(DATA TO PROCESS begins)

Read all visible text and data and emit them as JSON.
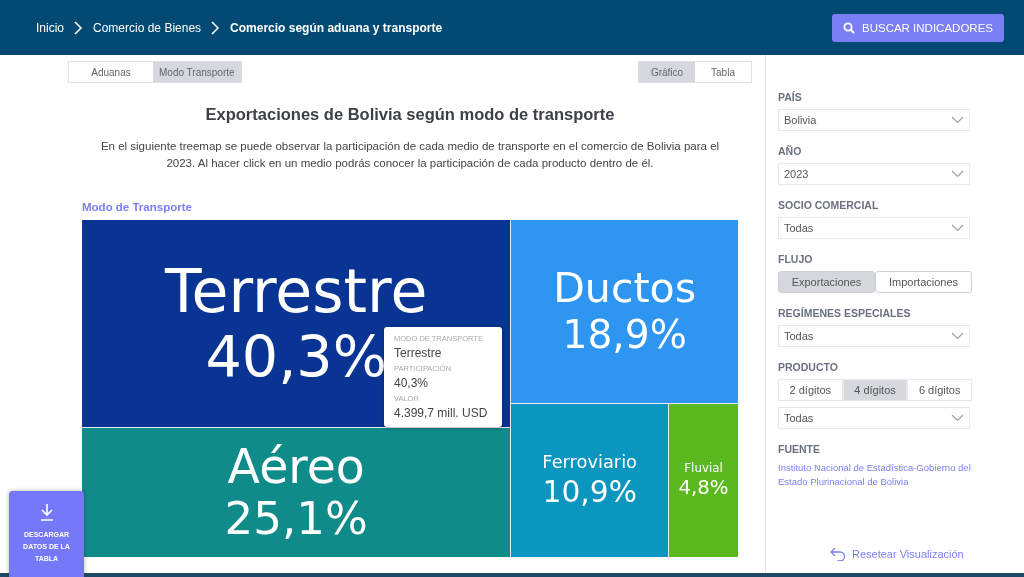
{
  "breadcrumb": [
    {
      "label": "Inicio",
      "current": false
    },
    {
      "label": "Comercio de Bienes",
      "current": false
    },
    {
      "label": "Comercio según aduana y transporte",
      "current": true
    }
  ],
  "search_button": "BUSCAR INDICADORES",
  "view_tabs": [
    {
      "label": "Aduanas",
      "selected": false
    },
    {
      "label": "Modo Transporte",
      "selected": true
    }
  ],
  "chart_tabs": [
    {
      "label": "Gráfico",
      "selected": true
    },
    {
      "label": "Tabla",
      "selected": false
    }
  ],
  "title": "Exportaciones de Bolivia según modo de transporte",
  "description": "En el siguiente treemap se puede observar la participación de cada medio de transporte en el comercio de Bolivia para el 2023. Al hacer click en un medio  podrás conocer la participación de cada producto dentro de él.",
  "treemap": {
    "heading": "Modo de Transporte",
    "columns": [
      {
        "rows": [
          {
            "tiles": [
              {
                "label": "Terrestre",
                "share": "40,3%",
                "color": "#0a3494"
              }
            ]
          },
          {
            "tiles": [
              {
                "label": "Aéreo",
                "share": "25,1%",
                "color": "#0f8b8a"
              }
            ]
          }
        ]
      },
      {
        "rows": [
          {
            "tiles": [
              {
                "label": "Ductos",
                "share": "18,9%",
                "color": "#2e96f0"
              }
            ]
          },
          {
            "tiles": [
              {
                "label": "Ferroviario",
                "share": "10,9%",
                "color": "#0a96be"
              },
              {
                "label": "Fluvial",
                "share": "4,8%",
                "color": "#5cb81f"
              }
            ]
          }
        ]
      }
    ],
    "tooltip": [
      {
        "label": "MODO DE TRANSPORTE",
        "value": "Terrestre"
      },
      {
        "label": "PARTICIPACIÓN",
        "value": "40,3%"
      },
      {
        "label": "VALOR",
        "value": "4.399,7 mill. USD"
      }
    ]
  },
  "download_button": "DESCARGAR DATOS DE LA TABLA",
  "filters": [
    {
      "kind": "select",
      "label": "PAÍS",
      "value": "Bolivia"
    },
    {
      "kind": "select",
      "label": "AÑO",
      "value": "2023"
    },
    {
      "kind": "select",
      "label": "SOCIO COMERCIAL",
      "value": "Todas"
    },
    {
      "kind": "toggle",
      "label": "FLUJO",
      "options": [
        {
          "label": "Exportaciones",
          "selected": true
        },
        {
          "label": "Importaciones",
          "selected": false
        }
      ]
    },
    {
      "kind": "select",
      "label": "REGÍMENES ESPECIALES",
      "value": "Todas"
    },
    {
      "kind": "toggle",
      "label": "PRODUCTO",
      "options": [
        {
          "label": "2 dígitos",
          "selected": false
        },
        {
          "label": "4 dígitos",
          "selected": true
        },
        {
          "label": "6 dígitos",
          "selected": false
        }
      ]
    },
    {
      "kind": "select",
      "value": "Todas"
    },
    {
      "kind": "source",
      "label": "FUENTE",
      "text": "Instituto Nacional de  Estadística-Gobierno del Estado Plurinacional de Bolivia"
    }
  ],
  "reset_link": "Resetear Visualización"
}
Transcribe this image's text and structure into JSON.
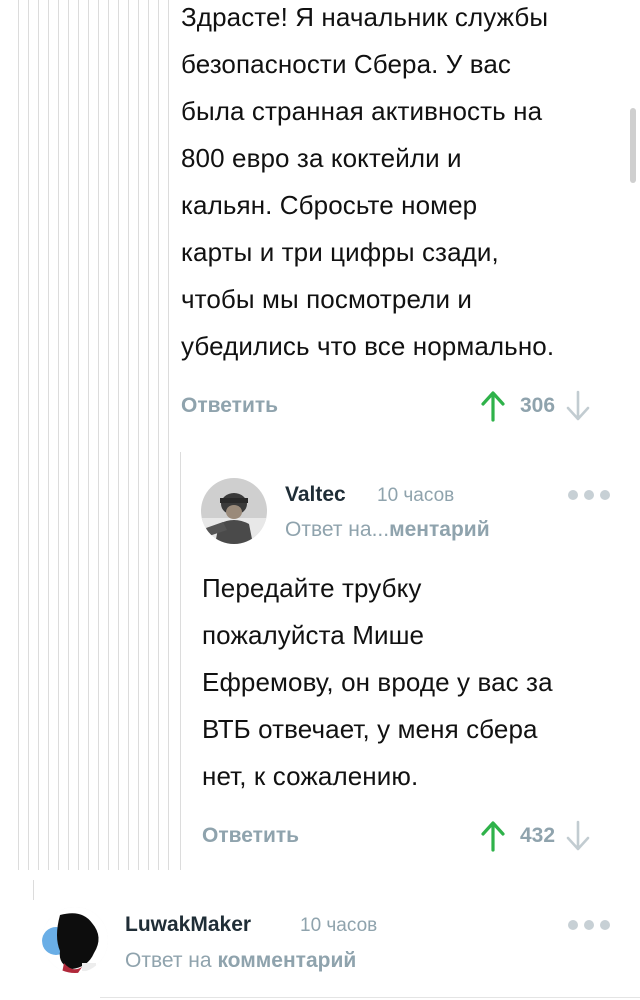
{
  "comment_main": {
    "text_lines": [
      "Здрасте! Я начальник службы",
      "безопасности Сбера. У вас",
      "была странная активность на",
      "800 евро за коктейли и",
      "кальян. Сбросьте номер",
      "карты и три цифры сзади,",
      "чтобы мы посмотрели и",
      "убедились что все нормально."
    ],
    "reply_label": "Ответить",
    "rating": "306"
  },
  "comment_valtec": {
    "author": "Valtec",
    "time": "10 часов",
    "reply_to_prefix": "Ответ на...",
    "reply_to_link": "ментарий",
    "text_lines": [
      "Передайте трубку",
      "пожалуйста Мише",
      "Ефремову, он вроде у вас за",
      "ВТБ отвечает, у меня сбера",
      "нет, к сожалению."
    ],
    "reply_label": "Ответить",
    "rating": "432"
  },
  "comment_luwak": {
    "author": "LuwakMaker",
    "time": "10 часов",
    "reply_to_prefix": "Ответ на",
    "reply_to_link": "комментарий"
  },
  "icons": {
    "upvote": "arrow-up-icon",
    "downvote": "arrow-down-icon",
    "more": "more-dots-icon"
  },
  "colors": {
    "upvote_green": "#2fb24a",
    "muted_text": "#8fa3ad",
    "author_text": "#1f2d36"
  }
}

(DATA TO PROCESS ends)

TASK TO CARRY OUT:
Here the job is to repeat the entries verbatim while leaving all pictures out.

RESULT FOR THIS EXERCISE:
Read all visible text and data and emit them as JSON.
{
  "breadcrumb": [
    {
      "label": "Inicio",
      "current": false
    },
    {
      "label": "Comercio de Bienes",
      "current": false
    },
    {
      "label": "Comercio según aduana y transporte",
      "current": true
    }
  ],
  "search_button": "BUSCAR INDICADORES",
  "view_tabs": [
    {
      "label": "Aduanas",
      "selected": false
    },
    {
      "label": "Modo Transporte",
      "selected": true
    }
  ],
  "chart_tabs": [
    {
      "label": "Gráfico",
      "selected": true
    },
    {
      "label": "Tabla",
      "selected": false
    }
  ],
  "title": "Exportaciones de Bolivia según modo de transporte",
  "description": "En el siguiente treemap se puede observar la participación de cada medio de transporte en el comercio de Bolivia para el 2023. Al hacer click en un medio  podrás conocer la participación de cada producto dentro de él.",
  "treemap": {
    "heading": "Modo de Transporte",
    "columns": [
      {
        "rows": [
          {
            "tiles": [
              {
                "label": "Terrestre",
                "share": "40,3%",
                "color": "#0a3494"
              }
            ]
          },
          {
            "tiles": [
              {
                "label": "Aéreo",
                "share": "25,1%",
                "color": "#0f8b8a"
              }
            ]
          }
        ]
      },
      {
        "rows": [
          {
            "tiles": [
              {
                "label": "Ductos",
                "share": "18,9%",
                "color": "#2e96f0"
              }
            ]
          },
          {
            "tiles": [
              {
                "label": "Ferroviario",
                "share": "10,9%",
                "color": "#0a96be"
              },
              {
                "label": "Fluvial",
                "share": "4,8%",
                "color": "#5cb81f"
              }
            ]
          }
        ]
      }
    ],
    "tooltip": [
      {
        "label": "MODO DE TRANSPORTE",
        "value": "Terrestre"
      },
      {
        "label": "PARTICIPACIÓN",
        "value": "40,3%"
      },
      {
        "label": "VALOR",
        "value": "4.399,7 mill. USD"
      }
    ]
  },
  "download_button": "DESCARGAR DATOS DE LA TABLA",
  "filters": [
    {
      "kind": "select",
      "label": "PAÍS",
      "value": "Bolivia"
    },
    {
      "kind": "select",
      "label": "AÑO",
      "value": "2023"
    },
    {
      "kind": "select",
      "label": "SOCIO COMERCIAL",
      "value": "Todas"
    },
    {
      "kind": "toggle",
      "label": "FLUJO",
      "options": [
        {
          "label": "Exportaciones",
          "selected": true
        },
        {
          "label": "Importaciones",
          "selected": false
        }
      ]
    },
    {
      "kind": "select",
      "label": "REGÍMENES ESPECIALES",
      "value": "Todas"
    },
    {
      "kind": "toggle",
      "label": "PRODUCTO",
      "options": [
        {
          "label": "2 dígitos",
          "selected": false
        },
        {
          "label": "4 dígitos",
          "selected": true
        },
        {
          "label": "6 dígitos",
          "selected": false
        }
      ]
    },
    {
      "kind": "select",
      "value": "Todas"
    },
    {
      "kind": "source",
      "label": "FUENTE",
      "text": "Instituto Nacional de  Estadística-Gobierno del Estado Plurinacional de Bolivia"
    }
  ],
  "reset_link": "Resetear Visualización"
}
Transcribe this image's text and structure into JSON.
{
  "comment_main": {
    "text_lines": [
      "Здрасте! Я начальник службы",
      "безопасности Сбера. У вас",
      "была странная активность на",
      "800 евро за коктейли и",
      "кальян. Сбросьте номер",
      "карты и три цифры сзади,",
      "чтобы мы посмотрели и",
      "убедились что все нормально."
    ],
    "reply_label": "Ответить",
    "rating": "306"
  },
  "comment_valtec": {
    "author": "Valtec",
    "time": "10 часов",
    "reply_to_prefix": "Ответ на...",
    "reply_to_link": "ментарий",
    "text_lines": [
      "Передайте трубку",
      "пожалуйста Мише",
      "Ефремову, он вроде у вас за",
      "ВТБ отвечает, у меня сбера",
      "нет, к сожалению."
    ],
    "reply_label": "Ответить",
    "rating": "432"
  },
  "comment_luwak": {
    "author": "LuwakMaker",
    "time": "10 часов",
    "reply_to_prefix": "Ответ на",
    "reply_to_link": "комментарий"
  },
  "icons": {
    "upvote": "arrow-up-icon",
    "downvote": "arrow-down-icon",
    "more": "more-dots-icon"
  },
  "colors": {
    "upvote_green": "#2fb24a",
    "muted_text": "#8fa3ad",
    "author_text": "#1f2d36"
  }
}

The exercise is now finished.